> To do
Show every line from the data below that includes "Insert".

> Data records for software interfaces
§ §

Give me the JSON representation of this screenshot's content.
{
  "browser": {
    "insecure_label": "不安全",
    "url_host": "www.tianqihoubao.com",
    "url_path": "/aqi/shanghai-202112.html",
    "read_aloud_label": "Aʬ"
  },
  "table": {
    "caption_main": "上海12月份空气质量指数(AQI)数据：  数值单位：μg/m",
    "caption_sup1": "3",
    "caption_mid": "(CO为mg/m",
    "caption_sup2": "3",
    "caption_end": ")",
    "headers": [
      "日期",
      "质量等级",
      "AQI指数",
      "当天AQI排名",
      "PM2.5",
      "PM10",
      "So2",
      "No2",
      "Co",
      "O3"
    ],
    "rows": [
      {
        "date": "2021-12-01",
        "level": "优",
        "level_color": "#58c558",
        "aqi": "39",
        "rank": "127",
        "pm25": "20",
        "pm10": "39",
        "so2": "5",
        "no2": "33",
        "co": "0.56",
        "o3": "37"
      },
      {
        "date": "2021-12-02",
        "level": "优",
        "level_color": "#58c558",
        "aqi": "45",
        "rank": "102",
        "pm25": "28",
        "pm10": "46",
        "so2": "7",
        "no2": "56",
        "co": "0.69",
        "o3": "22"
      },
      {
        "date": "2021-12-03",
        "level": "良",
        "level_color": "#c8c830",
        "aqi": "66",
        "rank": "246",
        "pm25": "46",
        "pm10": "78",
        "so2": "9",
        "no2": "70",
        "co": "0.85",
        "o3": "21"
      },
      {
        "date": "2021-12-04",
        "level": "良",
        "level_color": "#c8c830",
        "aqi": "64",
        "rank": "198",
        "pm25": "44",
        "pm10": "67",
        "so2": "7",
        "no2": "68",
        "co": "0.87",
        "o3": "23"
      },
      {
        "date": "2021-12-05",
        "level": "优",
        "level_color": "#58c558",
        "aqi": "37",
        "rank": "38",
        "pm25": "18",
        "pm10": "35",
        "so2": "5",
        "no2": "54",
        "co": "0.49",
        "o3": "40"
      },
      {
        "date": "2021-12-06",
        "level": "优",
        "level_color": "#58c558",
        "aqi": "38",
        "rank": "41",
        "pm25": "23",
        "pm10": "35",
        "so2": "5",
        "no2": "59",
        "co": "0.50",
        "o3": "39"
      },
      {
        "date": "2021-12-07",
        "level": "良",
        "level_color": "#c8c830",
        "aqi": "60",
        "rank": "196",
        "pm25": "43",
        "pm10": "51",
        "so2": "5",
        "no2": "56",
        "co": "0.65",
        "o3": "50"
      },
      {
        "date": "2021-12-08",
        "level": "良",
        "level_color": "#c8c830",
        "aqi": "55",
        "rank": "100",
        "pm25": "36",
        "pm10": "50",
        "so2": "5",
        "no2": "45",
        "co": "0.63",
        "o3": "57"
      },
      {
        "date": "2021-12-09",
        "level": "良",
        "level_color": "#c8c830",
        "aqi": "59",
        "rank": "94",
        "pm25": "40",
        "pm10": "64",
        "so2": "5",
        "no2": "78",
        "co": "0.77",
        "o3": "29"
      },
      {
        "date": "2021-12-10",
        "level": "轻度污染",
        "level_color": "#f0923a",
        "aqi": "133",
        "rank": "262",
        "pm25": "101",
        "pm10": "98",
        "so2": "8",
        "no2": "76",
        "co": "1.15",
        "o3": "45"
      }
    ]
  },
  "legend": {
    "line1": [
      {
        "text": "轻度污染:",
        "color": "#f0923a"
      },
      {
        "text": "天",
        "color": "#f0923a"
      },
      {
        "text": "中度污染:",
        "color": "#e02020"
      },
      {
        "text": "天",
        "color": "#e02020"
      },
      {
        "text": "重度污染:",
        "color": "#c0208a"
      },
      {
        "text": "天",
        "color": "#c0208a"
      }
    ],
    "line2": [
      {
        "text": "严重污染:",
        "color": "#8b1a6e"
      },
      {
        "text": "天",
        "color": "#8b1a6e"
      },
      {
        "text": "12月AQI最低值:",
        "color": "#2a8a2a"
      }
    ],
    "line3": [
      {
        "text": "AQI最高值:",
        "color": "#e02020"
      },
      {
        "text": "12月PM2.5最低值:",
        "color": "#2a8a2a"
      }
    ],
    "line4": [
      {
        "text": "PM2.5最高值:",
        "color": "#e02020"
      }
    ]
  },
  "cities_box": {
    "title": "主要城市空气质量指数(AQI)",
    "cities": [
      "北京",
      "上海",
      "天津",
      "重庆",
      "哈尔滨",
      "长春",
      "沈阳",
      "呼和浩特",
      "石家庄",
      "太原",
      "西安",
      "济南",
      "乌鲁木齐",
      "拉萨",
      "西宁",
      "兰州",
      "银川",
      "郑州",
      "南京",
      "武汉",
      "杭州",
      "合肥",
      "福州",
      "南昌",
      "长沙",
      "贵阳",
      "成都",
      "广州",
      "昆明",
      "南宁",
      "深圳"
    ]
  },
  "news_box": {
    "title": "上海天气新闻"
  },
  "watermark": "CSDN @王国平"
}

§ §

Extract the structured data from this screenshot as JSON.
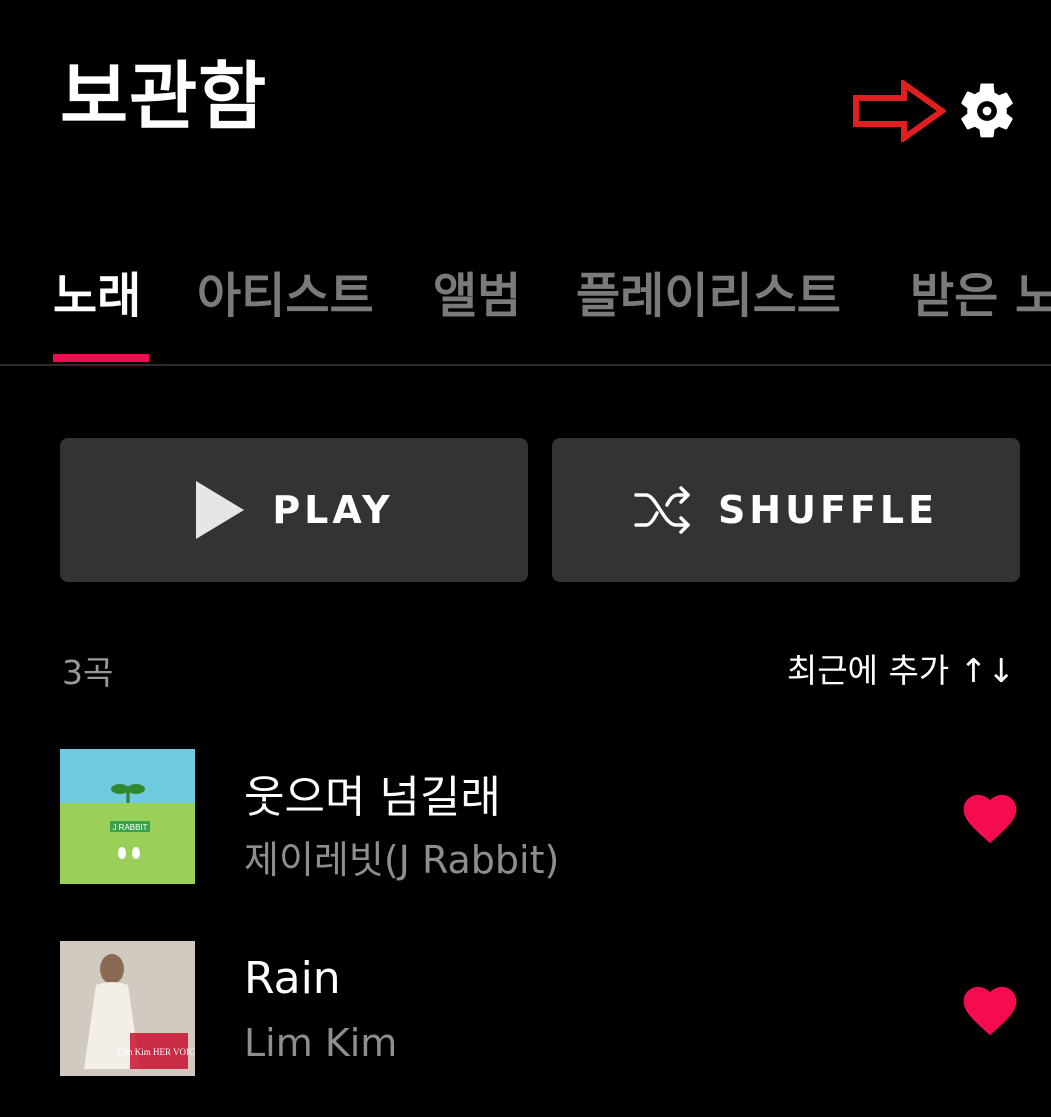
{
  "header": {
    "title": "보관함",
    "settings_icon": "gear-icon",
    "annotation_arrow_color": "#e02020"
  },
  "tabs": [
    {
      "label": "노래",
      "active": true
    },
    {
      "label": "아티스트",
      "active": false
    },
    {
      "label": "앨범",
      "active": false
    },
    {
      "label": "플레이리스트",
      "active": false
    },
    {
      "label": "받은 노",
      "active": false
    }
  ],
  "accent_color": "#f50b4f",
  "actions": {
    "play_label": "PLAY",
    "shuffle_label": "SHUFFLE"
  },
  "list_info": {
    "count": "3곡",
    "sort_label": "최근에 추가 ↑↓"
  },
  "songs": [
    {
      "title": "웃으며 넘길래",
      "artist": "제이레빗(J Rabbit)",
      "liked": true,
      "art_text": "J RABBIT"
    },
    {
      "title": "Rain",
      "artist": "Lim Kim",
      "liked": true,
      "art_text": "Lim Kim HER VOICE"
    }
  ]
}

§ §

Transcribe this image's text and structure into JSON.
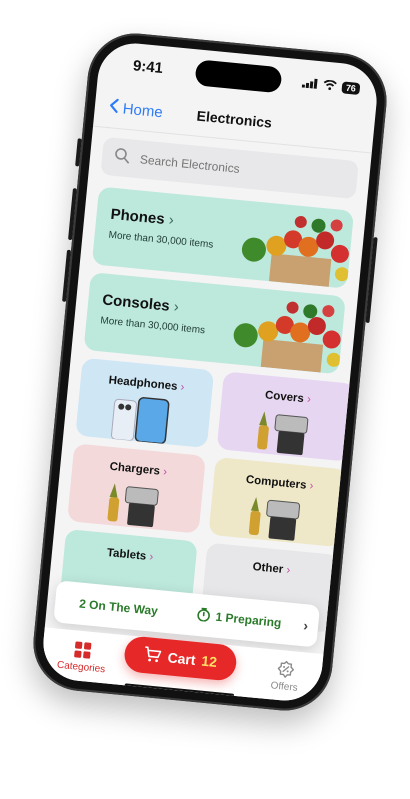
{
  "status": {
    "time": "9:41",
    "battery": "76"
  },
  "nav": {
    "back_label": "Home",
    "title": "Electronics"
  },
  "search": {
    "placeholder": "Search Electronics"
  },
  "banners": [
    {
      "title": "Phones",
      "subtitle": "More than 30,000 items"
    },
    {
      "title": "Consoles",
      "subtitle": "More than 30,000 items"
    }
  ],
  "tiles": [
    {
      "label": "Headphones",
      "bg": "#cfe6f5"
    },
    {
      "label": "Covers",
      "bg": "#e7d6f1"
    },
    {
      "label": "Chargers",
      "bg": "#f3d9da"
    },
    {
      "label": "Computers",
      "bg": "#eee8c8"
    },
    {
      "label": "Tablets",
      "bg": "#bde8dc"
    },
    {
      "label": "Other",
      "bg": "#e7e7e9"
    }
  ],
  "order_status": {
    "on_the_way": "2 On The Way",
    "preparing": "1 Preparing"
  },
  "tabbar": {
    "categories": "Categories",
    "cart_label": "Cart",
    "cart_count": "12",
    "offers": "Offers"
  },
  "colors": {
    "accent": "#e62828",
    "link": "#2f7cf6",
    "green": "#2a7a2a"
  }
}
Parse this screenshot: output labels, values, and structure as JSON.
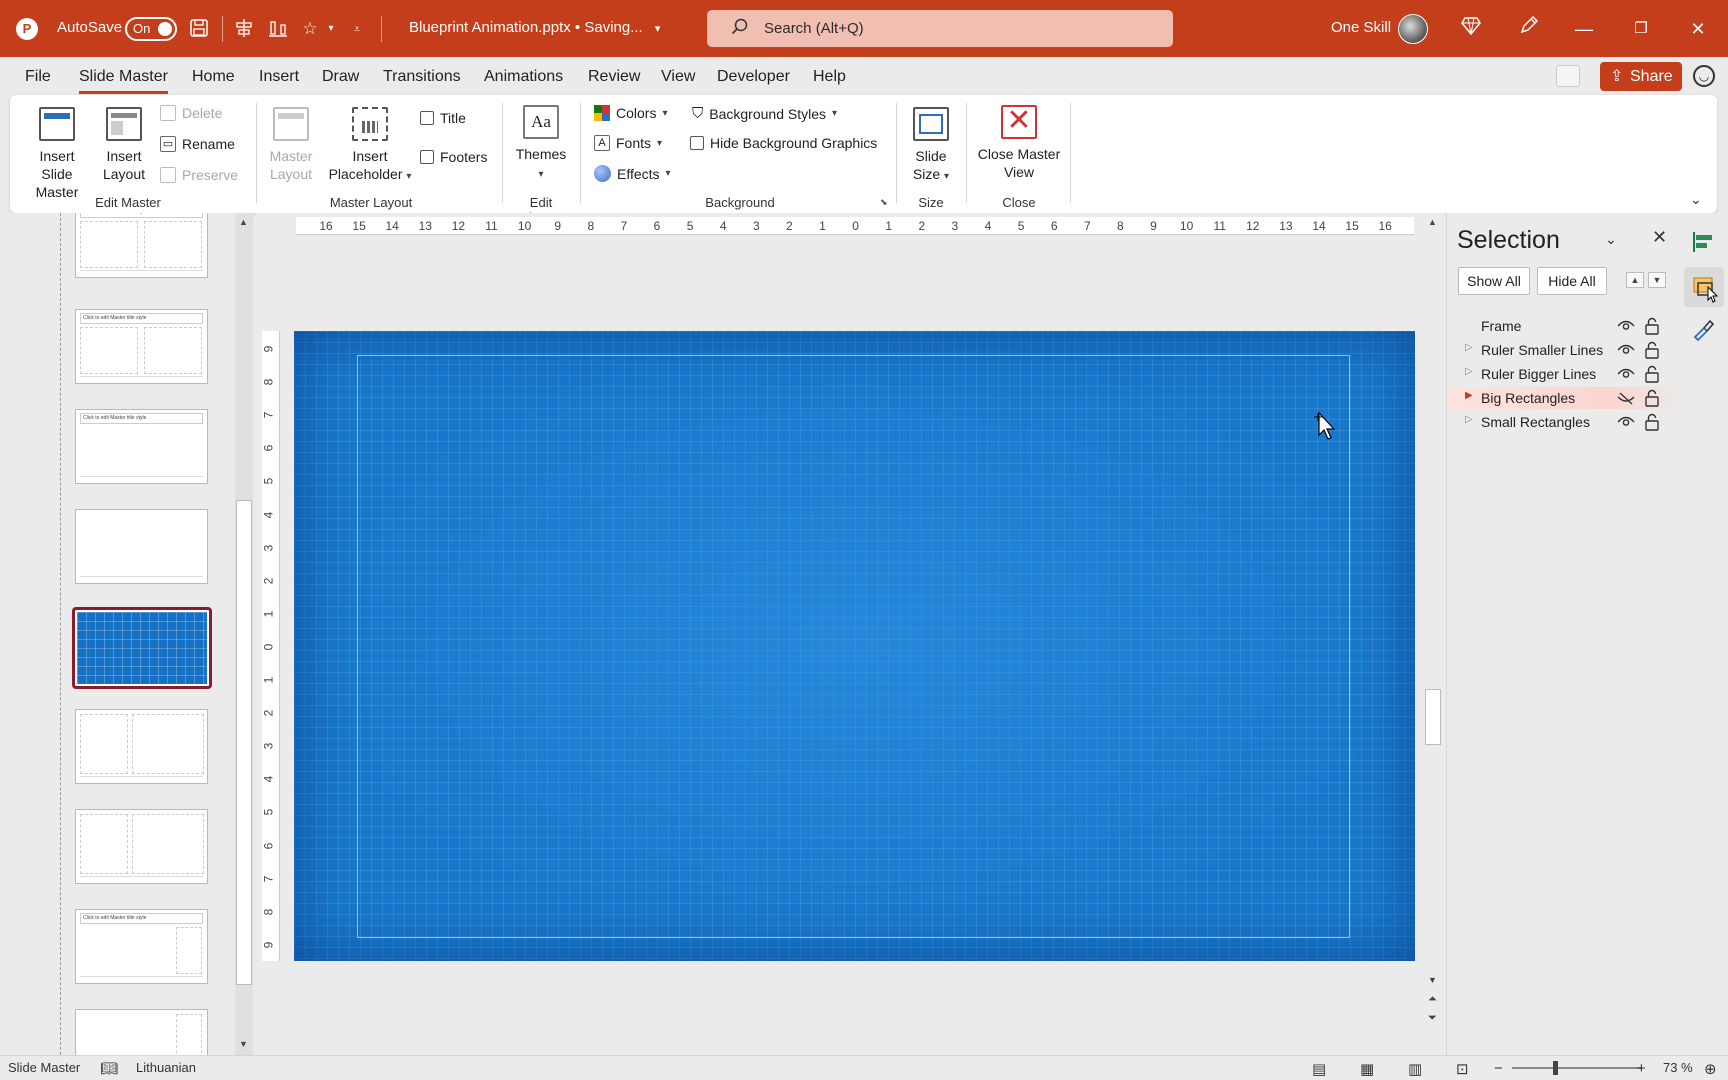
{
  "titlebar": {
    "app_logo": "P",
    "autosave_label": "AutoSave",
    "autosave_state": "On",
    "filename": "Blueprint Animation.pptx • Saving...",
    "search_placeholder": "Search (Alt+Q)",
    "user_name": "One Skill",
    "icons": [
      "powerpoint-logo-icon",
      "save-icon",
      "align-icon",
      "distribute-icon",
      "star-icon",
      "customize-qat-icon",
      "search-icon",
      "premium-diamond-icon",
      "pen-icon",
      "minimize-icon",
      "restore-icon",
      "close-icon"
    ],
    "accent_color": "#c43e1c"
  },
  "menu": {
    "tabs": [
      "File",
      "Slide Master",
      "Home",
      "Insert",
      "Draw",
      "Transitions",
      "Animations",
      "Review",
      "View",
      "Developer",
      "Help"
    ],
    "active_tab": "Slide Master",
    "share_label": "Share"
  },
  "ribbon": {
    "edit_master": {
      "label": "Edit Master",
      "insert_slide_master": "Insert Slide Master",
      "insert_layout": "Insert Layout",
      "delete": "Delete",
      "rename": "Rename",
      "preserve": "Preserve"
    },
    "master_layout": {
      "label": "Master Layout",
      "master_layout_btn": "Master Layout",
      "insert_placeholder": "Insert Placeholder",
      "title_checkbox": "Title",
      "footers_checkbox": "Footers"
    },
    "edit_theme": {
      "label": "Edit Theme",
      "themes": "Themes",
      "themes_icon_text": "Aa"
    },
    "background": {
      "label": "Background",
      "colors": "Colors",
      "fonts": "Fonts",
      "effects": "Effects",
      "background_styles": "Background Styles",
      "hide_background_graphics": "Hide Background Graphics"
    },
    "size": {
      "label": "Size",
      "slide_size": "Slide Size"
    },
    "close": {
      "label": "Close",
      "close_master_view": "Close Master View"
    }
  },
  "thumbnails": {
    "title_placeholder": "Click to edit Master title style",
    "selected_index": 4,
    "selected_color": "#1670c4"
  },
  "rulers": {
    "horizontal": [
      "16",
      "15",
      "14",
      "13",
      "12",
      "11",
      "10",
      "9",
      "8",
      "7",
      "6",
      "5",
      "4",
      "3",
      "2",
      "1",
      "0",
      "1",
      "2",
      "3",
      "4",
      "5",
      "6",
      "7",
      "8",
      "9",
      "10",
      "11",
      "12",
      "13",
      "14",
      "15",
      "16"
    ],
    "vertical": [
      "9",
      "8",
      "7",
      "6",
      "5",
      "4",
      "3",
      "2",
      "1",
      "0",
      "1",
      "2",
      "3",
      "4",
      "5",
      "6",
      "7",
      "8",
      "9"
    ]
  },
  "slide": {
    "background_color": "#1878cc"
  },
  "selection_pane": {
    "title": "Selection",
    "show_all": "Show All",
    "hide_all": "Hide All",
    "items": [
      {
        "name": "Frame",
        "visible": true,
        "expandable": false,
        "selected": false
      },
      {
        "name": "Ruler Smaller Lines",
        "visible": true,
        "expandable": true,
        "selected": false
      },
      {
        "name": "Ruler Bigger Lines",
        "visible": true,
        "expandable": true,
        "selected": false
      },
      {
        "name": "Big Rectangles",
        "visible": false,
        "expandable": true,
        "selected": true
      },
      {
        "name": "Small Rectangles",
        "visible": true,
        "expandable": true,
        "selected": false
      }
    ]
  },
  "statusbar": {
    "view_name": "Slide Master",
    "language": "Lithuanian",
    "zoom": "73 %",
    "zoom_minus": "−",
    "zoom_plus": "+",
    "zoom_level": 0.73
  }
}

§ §

> Solution to this task
      "Insert",
      "insert_slide_master": "Insert Slide Master",
      "insert_layout": "Insert Layout",
      "insert_placeholder": "Insert Placeholder",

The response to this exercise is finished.